__WHAT NEEDS TO BE DONE__: Keep the images out while you set down the data exactly.

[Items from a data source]
○ ○ ○ ○ ○
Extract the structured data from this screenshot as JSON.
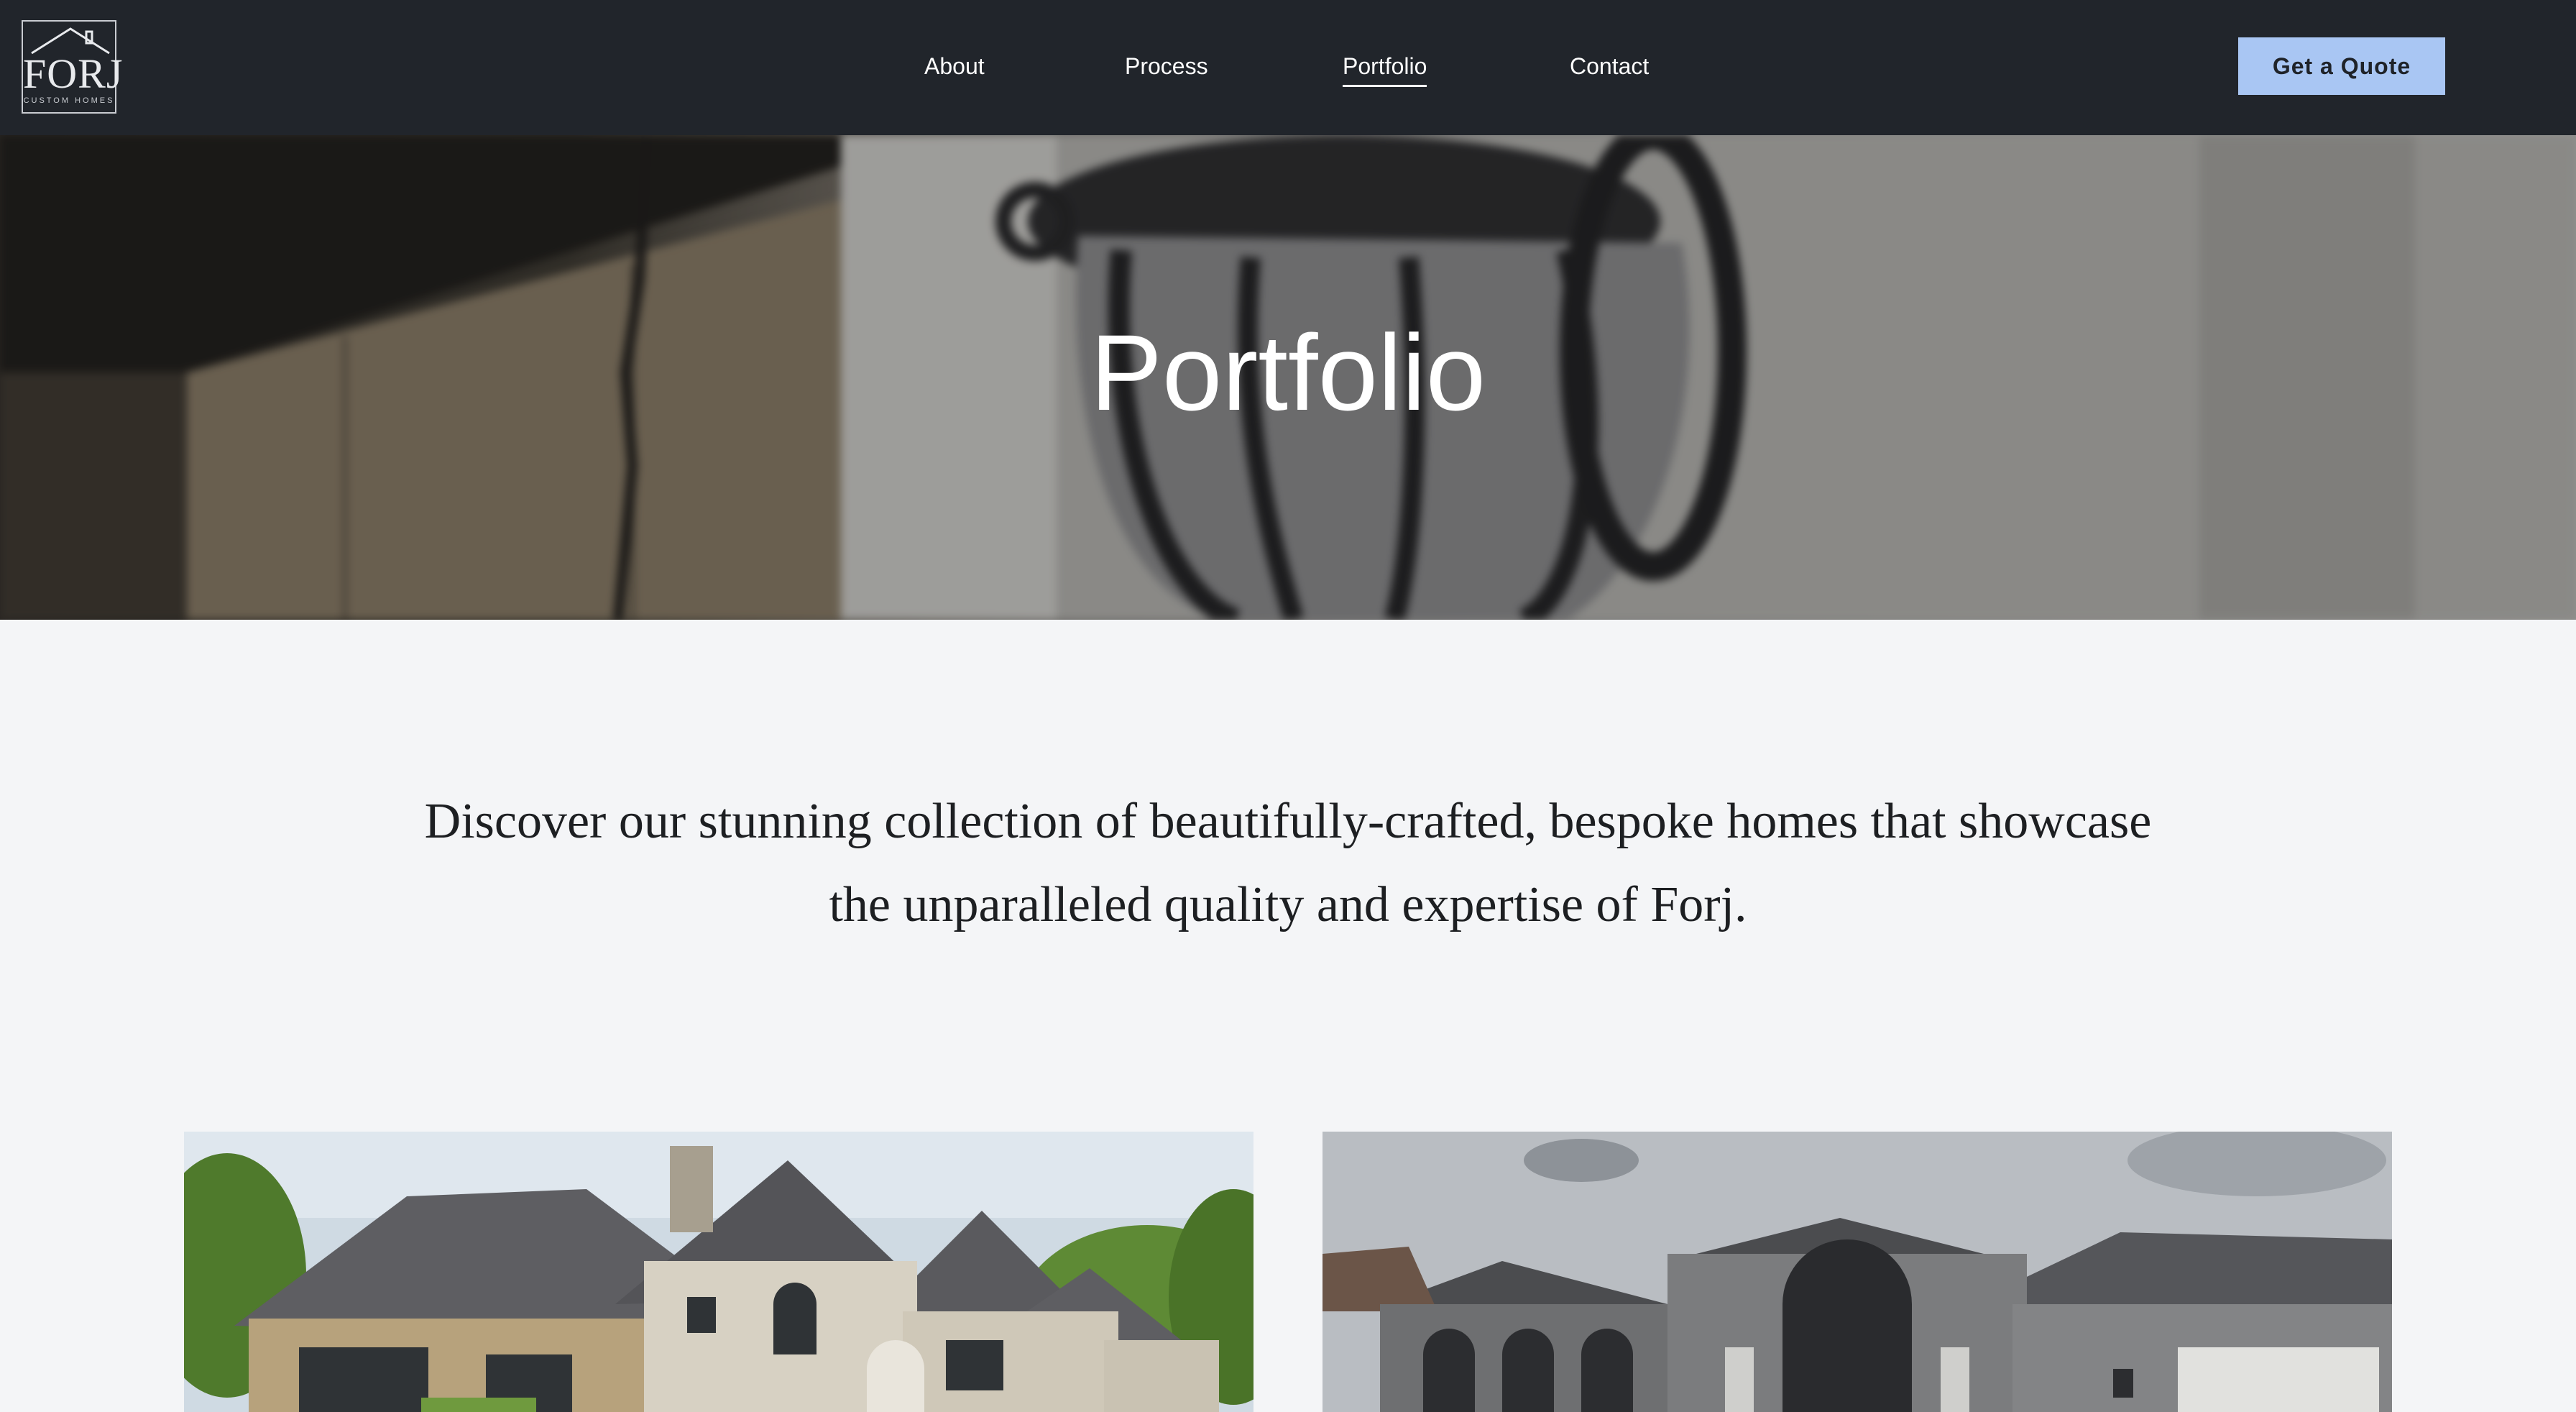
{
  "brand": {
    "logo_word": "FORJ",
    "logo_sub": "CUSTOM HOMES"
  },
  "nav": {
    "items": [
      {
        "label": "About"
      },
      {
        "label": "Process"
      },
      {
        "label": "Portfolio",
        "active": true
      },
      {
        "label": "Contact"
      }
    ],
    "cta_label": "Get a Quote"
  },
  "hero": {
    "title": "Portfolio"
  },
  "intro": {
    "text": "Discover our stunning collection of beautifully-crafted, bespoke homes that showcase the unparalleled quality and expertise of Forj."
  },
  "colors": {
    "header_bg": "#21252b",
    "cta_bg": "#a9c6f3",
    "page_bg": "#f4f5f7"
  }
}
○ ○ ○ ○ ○
__YOUR SOLUTION__:
Extract the structured data from this screenshot as JSON.
{
  "brand": {
    "logo_word": "FORJ",
    "logo_sub": "CUSTOM HOMES"
  },
  "nav": {
    "items": [
      {
        "label": "About"
      },
      {
        "label": "Process"
      },
      {
        "label": "Portfolio",
        "active": true
      },
      {
        "label": "Contact"
      }
    ],
    "cta_label": "Get a Quote"
  },
  "hero": {
    "title": "Portfolio"
  },
  "intro": {
    "text": "Discover our stunning collection of beautifully-crafted, bespoke homes that showcase the unparalleled quality and expertise of Forj."
  },
  "colors": {
    "header_bg": "#21252b",
    "cta_bg": "#a9c6f3",
    "page_bg": "#f4f5f7"
  }
}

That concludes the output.